1. Classification of European lake fish assemblages can be based on fish-assemblage structure or morphological, geographical, physical and chemical lake attributes. However, substantial gaps in knowledge exist with respect to the correspondence between both classification approaches.
2. Here, we compiled fish assemblage data from 165 lakes situated in the European ‘Central Plains’ ecoregion. Cluster analysis of fish abundances was performed to compare fish assemblage types of the entire ecoregion with those from previous country-specific studies. Nonparametric group comparisons, classification trees and partial canonical ordinations were used to infer the correspondence between fish assemblage types and morphology, geographical position and nutrient concentration of the lakes.

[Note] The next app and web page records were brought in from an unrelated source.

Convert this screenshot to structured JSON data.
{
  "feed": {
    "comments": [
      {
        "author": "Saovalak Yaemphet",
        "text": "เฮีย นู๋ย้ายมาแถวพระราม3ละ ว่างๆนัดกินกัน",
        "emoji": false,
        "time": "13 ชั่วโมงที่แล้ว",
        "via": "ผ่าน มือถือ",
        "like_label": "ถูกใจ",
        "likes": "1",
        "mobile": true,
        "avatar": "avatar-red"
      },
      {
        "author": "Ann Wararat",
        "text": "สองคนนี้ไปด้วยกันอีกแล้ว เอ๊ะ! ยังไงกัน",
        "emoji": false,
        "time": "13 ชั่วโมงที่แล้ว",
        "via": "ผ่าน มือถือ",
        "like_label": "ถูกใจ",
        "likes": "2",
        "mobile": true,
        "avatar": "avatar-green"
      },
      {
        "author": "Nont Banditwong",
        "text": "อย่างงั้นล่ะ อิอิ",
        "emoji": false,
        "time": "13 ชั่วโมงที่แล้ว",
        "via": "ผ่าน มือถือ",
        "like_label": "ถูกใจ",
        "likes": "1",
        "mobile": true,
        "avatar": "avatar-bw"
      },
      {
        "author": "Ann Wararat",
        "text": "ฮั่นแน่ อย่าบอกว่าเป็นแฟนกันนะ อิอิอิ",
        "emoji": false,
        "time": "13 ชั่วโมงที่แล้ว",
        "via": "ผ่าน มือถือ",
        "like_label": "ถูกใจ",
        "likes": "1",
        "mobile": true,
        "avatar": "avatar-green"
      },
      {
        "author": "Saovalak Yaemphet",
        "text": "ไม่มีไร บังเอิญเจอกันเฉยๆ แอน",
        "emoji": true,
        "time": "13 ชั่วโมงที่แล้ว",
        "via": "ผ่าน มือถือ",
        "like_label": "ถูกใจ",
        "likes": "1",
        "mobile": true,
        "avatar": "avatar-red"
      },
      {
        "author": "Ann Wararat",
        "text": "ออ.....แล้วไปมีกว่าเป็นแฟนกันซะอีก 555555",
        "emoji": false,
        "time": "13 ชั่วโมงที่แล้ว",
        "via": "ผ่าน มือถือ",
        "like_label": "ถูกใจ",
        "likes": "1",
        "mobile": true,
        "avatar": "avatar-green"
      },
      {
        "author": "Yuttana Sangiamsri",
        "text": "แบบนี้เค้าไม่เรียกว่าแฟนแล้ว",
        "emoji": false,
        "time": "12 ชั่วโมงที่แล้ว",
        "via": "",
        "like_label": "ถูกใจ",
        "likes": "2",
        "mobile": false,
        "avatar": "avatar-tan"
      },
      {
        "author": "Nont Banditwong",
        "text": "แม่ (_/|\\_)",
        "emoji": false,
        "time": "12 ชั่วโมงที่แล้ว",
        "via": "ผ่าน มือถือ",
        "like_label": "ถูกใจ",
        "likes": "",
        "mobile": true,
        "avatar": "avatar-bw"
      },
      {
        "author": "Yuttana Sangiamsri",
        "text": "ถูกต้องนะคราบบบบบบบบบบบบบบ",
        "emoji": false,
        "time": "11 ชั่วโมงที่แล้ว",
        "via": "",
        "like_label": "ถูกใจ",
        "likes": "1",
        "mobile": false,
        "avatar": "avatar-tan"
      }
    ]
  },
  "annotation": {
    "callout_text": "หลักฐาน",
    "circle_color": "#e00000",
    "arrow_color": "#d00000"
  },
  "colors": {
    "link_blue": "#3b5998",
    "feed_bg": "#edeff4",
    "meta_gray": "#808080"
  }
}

3. Three distinct fish assemblages were revealed: vendace (Coregonus albula), ruffe (Gymnocephalus cernuus) and roach (Rutilus rutilus) lake types. Both latitude and lake depth were the best determinants of lake type, but total phosphorus (TP) concentrations were also important. Vendace lakes were deep and had low TP concentrations, whereas the shallower ruffe and roach lakes had higher TP values. Roach lakes were more frequent in the north-west area of the ecoregion, whereas ruffe lakes were more often found south of the Baltic Sea.
4. Controlling for the influence of nutrient concentration showed that lake morphology and geographical position were important determinants of fish assemblages. However, the variance explained was low (<20%), implying that biological interactions may also be important in forming the lake-specific fish assemblages.
5. The results suggest that fish assemblages differ between deep and shallow lakes, and between the north-west and south-east locations within the Central Plains ecoregion. Accordingly, establishment of depth-related lake morphotypes is needed, and the European ecoregions recommended to be used in evaluation systems according to the Water Framework Directive seem to be too coarse to reflect the subtle differences of fish species richness along geographical gradients.